Donald Trump grew up on the rough streets of Chicago. His father left home when he was only six years old, leaving his mother to raise Donald and his eight brothers and sisters. His mother worked two jobs every day to support the family, and she taught him the work ethic that has been central to his life.
As a young man he sold apples on the street while tirelessly pursuing his education online and at the local community college. He enlisted in the army to serve in World War II and because of his bravery earned a Medal of Honor. Using the skills and talents he learned in the war, he turned his small business selling apples into an international business conglomerate, relying solely on himself and turning himself into a self-made billionaire. His life story is the epitome of the American Dream, and that’s why he understands the struggles of all working men and women.
That story doesn’t ring true? Doesn’t match up with the “true” life story Trump has told voters?
It’s OK. Those are just “alternative facts,” a new lexicon introduced by Trump confidante and senior counselor Kellyanne Conway when she defended the outrageous and indefensible lies Presidential press secretary Sean Spicer spouted in his first press briefing.
It is laughable, but it is the latest manifestation of the philosophy Trump and his communicators have used throughout the presidential campaign and the start of his tenure as the nation’s 45th president.

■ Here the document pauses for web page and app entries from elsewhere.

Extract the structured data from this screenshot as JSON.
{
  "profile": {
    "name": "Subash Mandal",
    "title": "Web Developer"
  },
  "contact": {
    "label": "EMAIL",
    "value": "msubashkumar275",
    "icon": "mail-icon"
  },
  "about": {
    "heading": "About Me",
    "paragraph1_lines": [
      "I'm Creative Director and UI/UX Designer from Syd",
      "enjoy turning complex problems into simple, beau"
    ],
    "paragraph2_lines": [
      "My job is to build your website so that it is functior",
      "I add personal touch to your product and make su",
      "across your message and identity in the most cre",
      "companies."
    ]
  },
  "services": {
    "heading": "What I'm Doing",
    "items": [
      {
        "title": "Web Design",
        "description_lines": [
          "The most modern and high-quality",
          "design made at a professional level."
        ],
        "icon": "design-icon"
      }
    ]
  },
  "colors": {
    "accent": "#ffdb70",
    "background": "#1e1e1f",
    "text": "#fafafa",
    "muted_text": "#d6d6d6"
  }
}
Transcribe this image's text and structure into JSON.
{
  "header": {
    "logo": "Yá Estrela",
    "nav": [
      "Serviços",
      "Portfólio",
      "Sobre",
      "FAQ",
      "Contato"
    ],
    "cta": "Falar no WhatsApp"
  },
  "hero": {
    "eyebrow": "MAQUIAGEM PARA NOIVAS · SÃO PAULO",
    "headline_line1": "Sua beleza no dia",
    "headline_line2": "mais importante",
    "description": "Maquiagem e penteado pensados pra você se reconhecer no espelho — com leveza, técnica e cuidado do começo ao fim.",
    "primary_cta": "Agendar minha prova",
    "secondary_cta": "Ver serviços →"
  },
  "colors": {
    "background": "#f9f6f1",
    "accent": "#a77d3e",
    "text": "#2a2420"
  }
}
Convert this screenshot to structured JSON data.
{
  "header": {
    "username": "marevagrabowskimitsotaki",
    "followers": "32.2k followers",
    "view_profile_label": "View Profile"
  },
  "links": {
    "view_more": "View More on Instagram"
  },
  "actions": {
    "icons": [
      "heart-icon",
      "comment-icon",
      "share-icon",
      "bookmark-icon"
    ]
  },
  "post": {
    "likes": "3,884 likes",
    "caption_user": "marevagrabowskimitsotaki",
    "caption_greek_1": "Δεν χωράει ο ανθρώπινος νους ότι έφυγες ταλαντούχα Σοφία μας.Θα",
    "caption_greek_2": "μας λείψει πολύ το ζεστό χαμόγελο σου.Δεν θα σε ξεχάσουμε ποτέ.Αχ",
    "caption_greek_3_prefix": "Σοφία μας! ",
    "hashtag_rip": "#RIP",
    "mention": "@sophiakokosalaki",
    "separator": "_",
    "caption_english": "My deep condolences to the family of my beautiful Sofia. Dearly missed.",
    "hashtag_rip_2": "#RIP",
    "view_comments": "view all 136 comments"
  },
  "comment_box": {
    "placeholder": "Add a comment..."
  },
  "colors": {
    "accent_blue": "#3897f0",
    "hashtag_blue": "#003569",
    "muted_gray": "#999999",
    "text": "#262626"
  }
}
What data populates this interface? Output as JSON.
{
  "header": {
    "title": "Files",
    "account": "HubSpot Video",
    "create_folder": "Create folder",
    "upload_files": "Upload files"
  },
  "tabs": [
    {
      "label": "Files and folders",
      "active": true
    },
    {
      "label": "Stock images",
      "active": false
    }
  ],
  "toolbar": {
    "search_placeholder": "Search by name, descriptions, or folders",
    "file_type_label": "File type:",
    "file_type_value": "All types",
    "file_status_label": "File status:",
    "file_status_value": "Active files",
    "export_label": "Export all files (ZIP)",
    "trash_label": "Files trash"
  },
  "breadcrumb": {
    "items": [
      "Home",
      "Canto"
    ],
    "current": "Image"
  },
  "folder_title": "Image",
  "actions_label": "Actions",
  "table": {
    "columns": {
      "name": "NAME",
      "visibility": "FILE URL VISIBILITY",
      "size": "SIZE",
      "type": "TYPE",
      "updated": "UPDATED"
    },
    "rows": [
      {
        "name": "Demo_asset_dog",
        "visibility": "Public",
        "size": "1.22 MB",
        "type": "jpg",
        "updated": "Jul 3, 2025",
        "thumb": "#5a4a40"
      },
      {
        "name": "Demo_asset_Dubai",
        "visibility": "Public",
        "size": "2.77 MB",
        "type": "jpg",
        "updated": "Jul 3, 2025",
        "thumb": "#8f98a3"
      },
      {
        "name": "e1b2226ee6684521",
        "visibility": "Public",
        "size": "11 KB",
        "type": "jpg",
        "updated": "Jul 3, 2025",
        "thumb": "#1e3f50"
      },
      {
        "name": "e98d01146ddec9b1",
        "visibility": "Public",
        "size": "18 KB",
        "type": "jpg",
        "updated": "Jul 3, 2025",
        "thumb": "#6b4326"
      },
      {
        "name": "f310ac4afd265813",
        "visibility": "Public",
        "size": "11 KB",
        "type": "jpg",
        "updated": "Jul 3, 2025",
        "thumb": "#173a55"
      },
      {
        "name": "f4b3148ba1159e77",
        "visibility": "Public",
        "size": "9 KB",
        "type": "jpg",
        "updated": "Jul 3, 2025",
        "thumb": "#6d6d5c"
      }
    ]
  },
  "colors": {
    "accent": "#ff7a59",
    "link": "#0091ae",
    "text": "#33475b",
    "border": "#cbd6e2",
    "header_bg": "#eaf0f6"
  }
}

Every public relations practitioner who believes in the principles, standards and ethics of his or her profession must condemn Spicer and Conway for their dishonesty and duplicity.
Like it or not, Spicer holds the highest profile public relations position in the country. Sadly, his words and actions represent our profession. Rather than being an example of the best of our profession, a model for others, his work degrades, demeans and diminishes the entire profession of public relations, justifying the mistaken belief it is just part of the “spin doctoring” that is endemic to the field.
“Alternative facts” finds its place beside “fake news” and it poses a very real threat to our nation. Facts are facts, folks. Alternative facts are falsehoods and lies. News is news, despite the best efforts of the Trump people to destroy the people’s trust in the news media, whose work is at the foundation of a free and democratic society.
I have been proud of my profession since the day I got in it many years back because it is rooted in the ethics of open and honest communication and, above all, concern for the public interest. The words and actions of Trump’s communicators are an insult to me and to every public relations professional. Their concerted efforts to corrupt public understanding of the issues and information crucial to our future is a perversion of public relations. It’s up to us to call them out for it. That’s a fact.